My purpose is that they may be encouraged in heart and united in love.—Colossians 2:2

When people are encouraged, they are more likely to be united and generous toward one another in actions and in spirit.   Our English word for “encourage” means “with heart.” So to encourage someone is to give that person a new heart—a new sense of courage, strength or the ability to carry on.

Shallow sentimentalism can actually make people feel worse. Most of our lives don’t turn out like Hallmark specials. But genuine, spiritual encouragement brings out the best in people and can help all of us get through hard trials and daily living. Our purpose for ministering to people is to encourage them. 

If we all made encouragement our daily purpose, to encourage at least one person, to offer real, selfless love, to care about the people we meet, then we earn the right to share our faith and make a difference in people’s lives.

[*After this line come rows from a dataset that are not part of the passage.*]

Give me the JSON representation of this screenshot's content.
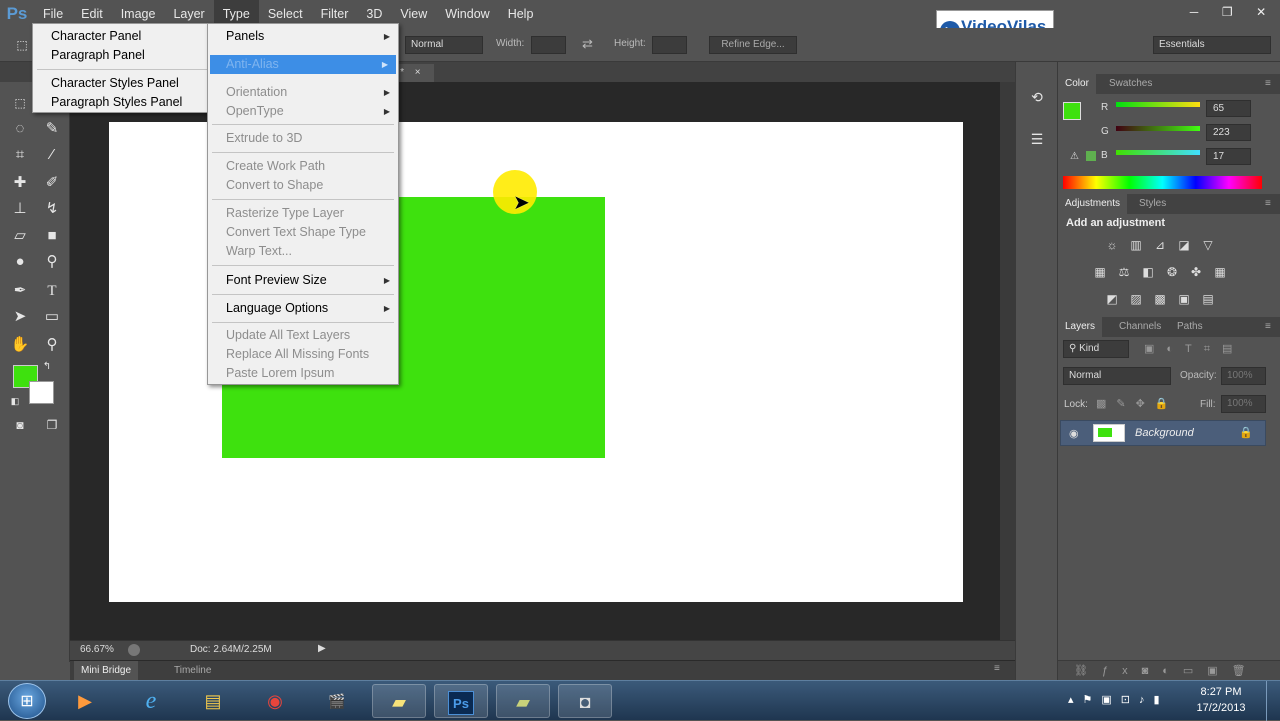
{
  "app": {
    "logo": "Ps",
    "menus": [
      "File",
      "Edit",
      "Image",
      "Layer",
      "Type",
      "Select",
      "Filter",
      "3D",
      "View",
      "Window",
      "Help"
    ],
    "active_menu": "Type",
    "window_controls": [
      "─",
      "❐",
      "✕"
    ]
  },
  "watermark": {
    "brand": "VideoVilas"
  },
  "options_bar": {
    "style_value": "Normal",
    "width_label": "Width:",
    "height_label": "Height:",
    "refine_edge": "Refine Edge...",
    "workspace": "Essentials"
  },
  "doc_tab": {
    "suffix": ") *",
    "close": "×"
  },
  "foreground_color": "#3ee10e",
  "status": {
    "zoom": "66.67%",
    "doc": "Doc: 2.64M/2.25M"
  },
  "bottom_tabs": [
    "Mini Bridge",
    "Timeline"
  ],
  "window_submenu": {
    "items": [
      "Character Panel",
      "Paragraph Panel",
      "Character Styles Panel",
      "Paragraph Styles Panel"
    ]
  },
  "type_menu": {
    "items": [
      {
        "label": "Panels",
        "disabled": false,
        "submenu": true
      },
      {
        "label": "Anti-Alias",
        "disabled": true,
        "submenu": true,
        "highlighted": true
      },
      {
        "label": "Orientation",
        "disabled": true,
        "submenu": true
      },
      {
        "label": "OpenType",
        "disabled": true,
        "submenu": true
      },
      {
        "label": "Extrude to 3D",
        "disabled": true
      },
      {
        "label": "Create Work Path",
        "disabled": true
      },
      {
        "label": "Convert to Shape",
        "disabled": true
      },
      {
        "label": "Rasterize Type Layer",
        "disabled": true
      },
      {
        "label": "Convert Text Shape Type",
        "disabled": true
      },
      {
        "label": "Warp Text...",
        "disabled": true
      },
      {
        "label": "Font Preview Size",
        "disabled": false,
        "submenu": true
      },
      {
        "label": "Language Options",
        "disabled": false,
        "submenu": true
      },
      {
        "label": "Update All Text Layers",
        "disabled": true
      },
      {
        "label": "Replace All Missing Fonts",
        "disabled": true
      },
      {
        "label": "Paste Lorem Ipsum",
        "disabled": true
      }
    ]
  },
  "color_panel": {
    "tabs": [
      "Color",
      "Swatches"
    ],
    "r_label": "R",
    "r": "65",
    "g_label": "G",
    "g": "223",
    "b_label": "B",
    "b": "17"
  },
  "adjustments_panel": {
    "tabs": [
      "Adjustments",
      "Styles"
    ],
    "title": "Add an adjustment"
  },
  "layers_panel": {
    "tabs": [
      "Layers",
      "Channels",
      "Paths"
    ],
    "kind": "Kind",
    "blend": "Normal",
    "opacity_label": "Opacity:",
    "opacity": "100%",
    "lock_label": "Lock:",
    "fill_label": "Fill:",
    "fill": "100%",
    "layer_name": "Background"
  },
  "taskbar": {
    "time": "8:27 PM",
    "date": "17/2/2013"
  }
}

My wife and I had a friend, an older woman who has since gone to heaven. While she was with us, I watched how she encouraged people wherever she went, every time we were around her.   Strangers, friends, family—anyone she met. She took the time to ask about their lives, to care about their interests, and to encourage their gifts. The Lord opened many doors for her to share her Christian faith, and people responded because they knew she genuinely cared and they felt encouraged in her presence.

I hope each of us can make encouragement our purpose and be that person who lifts others’ spirits and allows them to see the love of God through encouraging words.

“Flatter me, and I may not believe you. 
Criticize me, and I may not like you. 
Ignore me, and I may not forgive you. 
Encourage me, and I may not forget you.” 
—William Arthur Ward

Koryn Brice